Task statement » Every line below that carries the word "синхронизации" needs to be copied.

━━━━━━━━━━━━━━━━━━━━

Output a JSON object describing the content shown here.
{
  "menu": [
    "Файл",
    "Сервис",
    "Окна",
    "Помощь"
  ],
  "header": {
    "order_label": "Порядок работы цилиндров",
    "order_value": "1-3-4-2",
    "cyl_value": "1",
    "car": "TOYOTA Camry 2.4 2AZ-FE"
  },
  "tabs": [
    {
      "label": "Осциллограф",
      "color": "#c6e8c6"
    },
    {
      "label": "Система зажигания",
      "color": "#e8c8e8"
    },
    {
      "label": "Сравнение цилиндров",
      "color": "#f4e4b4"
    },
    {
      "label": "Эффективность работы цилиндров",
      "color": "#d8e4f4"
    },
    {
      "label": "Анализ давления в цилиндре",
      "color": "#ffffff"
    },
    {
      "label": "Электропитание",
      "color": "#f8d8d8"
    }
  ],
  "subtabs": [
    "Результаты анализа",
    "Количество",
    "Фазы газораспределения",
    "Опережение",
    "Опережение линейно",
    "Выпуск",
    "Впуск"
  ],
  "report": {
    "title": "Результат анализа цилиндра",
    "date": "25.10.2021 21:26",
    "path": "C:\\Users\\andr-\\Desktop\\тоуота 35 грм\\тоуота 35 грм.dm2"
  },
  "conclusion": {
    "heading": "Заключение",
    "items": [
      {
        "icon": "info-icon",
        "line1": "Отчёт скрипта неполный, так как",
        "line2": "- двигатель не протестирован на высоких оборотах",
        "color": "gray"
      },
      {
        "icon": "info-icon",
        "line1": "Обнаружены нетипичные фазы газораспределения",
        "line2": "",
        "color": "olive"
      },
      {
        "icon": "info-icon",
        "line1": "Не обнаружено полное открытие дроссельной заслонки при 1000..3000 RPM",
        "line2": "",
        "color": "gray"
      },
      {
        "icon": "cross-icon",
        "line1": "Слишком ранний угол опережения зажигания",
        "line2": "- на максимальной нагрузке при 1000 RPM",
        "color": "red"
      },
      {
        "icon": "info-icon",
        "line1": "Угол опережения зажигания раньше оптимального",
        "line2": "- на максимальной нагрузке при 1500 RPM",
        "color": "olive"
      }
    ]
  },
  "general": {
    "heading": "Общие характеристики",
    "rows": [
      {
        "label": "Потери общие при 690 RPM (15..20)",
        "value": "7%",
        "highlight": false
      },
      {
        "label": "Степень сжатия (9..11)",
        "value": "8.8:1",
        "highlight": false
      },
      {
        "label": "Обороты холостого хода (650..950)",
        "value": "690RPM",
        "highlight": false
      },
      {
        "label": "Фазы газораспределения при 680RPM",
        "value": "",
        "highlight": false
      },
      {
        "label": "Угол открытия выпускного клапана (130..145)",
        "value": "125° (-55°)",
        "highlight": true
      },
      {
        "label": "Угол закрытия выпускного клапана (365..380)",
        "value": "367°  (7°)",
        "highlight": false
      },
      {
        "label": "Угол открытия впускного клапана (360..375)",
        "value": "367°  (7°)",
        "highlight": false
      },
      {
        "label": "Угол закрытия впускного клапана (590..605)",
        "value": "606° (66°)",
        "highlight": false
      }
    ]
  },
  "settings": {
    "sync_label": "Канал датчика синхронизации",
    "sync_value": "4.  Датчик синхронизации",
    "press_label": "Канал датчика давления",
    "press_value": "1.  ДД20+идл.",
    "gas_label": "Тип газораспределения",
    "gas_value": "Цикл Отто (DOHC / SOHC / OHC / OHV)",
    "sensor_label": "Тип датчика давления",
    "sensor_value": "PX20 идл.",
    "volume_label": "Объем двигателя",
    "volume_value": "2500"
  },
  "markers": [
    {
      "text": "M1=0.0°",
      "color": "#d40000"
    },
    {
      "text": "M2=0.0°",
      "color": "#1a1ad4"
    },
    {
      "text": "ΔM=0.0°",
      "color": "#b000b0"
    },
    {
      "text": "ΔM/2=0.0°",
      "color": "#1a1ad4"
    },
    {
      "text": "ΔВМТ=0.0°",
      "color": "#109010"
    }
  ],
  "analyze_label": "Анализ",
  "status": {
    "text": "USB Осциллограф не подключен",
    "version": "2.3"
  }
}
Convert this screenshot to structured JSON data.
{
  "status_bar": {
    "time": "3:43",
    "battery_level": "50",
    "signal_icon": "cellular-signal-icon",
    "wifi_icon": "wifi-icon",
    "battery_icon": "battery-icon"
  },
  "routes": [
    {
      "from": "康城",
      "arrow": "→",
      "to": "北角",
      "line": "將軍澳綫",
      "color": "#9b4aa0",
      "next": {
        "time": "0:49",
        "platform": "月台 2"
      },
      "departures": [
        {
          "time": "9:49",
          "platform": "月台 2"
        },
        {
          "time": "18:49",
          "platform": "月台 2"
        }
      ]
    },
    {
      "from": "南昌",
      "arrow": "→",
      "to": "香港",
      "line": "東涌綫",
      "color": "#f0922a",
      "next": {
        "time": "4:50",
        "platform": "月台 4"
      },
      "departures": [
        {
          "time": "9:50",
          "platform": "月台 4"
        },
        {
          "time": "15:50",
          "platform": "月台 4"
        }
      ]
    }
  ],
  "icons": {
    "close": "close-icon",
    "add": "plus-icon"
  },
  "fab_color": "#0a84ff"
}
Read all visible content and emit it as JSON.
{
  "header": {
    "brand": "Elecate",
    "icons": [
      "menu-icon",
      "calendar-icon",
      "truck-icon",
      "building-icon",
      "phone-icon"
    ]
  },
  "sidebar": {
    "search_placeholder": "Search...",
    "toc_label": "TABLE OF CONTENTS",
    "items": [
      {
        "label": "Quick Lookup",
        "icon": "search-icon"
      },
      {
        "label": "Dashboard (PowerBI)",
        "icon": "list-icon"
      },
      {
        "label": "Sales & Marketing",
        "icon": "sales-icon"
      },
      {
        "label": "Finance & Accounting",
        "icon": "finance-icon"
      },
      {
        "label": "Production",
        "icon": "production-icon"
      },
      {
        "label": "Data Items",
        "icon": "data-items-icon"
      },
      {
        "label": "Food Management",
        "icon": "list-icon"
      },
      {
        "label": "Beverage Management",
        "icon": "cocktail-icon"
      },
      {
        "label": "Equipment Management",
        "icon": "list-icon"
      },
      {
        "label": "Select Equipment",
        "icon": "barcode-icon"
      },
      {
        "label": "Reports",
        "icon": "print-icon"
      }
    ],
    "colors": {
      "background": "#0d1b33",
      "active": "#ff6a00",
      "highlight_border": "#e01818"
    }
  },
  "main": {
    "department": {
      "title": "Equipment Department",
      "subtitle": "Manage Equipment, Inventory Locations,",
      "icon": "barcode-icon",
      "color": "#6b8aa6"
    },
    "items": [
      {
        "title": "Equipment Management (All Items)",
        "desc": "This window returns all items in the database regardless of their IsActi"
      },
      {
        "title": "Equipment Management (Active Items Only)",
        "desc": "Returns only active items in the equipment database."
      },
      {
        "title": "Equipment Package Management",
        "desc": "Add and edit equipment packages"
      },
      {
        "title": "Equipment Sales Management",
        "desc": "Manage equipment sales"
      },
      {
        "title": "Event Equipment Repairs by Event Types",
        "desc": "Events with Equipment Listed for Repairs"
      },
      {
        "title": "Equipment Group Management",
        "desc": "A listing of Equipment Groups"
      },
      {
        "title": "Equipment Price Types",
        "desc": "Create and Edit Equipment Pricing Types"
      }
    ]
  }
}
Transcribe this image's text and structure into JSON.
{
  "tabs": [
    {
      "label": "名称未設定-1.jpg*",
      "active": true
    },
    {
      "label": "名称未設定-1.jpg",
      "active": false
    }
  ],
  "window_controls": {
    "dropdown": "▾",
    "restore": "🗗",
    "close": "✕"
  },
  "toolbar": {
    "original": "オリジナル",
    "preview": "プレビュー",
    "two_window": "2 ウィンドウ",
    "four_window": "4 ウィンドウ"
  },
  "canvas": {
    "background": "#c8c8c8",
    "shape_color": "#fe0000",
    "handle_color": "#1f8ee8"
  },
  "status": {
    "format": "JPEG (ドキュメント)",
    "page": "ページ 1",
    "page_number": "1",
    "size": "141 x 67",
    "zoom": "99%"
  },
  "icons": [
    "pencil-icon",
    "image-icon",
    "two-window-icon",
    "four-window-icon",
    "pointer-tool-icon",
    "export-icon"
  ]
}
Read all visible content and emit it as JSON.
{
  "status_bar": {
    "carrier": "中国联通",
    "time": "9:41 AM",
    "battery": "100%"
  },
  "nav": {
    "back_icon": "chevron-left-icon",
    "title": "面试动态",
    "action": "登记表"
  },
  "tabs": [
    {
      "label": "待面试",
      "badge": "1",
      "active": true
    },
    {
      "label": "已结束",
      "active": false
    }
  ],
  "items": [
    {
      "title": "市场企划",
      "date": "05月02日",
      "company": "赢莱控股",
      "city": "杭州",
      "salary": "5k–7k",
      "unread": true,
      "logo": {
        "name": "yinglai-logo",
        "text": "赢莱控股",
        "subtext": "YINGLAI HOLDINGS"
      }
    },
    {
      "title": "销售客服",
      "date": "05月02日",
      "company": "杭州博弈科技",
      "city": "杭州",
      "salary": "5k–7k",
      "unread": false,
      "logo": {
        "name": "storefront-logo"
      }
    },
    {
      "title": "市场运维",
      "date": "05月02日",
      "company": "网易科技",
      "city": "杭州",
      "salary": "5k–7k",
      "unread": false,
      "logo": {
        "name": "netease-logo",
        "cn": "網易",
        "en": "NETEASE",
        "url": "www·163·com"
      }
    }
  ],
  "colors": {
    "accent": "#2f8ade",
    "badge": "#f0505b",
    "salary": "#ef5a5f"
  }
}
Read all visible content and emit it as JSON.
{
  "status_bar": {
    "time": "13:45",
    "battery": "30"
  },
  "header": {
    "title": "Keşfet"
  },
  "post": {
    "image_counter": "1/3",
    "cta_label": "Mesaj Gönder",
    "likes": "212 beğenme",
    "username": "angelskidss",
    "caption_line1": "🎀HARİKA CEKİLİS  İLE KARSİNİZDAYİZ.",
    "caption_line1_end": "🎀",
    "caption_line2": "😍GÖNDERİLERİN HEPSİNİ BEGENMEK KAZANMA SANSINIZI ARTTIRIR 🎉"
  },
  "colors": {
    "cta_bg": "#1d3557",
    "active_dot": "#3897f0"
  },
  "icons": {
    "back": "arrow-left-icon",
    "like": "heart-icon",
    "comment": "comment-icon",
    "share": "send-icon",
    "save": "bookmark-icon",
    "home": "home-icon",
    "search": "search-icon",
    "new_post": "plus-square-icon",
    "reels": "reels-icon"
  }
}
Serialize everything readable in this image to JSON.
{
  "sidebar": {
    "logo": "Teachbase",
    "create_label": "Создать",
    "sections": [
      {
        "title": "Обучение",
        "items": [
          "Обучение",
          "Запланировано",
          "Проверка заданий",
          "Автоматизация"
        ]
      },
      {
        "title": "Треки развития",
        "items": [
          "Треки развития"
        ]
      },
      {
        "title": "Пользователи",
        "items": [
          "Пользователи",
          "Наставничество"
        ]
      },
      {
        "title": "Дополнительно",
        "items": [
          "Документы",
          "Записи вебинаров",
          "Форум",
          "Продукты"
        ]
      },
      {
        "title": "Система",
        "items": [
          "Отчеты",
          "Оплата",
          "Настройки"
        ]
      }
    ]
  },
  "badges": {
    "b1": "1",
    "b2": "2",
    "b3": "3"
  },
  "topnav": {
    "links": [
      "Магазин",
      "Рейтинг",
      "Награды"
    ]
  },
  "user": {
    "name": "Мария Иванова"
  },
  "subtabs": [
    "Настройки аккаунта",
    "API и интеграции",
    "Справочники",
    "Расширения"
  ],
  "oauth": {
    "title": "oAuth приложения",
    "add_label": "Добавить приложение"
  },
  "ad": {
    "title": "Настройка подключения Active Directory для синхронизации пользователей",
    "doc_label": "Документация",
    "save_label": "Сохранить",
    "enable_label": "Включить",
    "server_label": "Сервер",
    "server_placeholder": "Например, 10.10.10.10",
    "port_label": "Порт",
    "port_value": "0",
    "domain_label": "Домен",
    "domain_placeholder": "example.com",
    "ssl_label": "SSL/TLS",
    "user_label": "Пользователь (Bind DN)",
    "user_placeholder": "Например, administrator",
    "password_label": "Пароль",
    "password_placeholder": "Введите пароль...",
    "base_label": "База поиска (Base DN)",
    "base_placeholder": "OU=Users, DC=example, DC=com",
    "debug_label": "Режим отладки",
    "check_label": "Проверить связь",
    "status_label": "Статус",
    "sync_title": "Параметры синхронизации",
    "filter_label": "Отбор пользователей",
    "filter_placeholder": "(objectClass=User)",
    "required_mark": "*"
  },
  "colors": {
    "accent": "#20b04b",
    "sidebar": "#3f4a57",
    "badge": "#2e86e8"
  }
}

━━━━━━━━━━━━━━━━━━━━

Expected answer »
    "sync_label": "Канал датчика синхронизации",
    "sync_value": "4.  Датчик синхронизации",
    "title": "Настройка подключения Active Directory для синхронизации пользователей",
    "sync_title": "Параметры синхронизации",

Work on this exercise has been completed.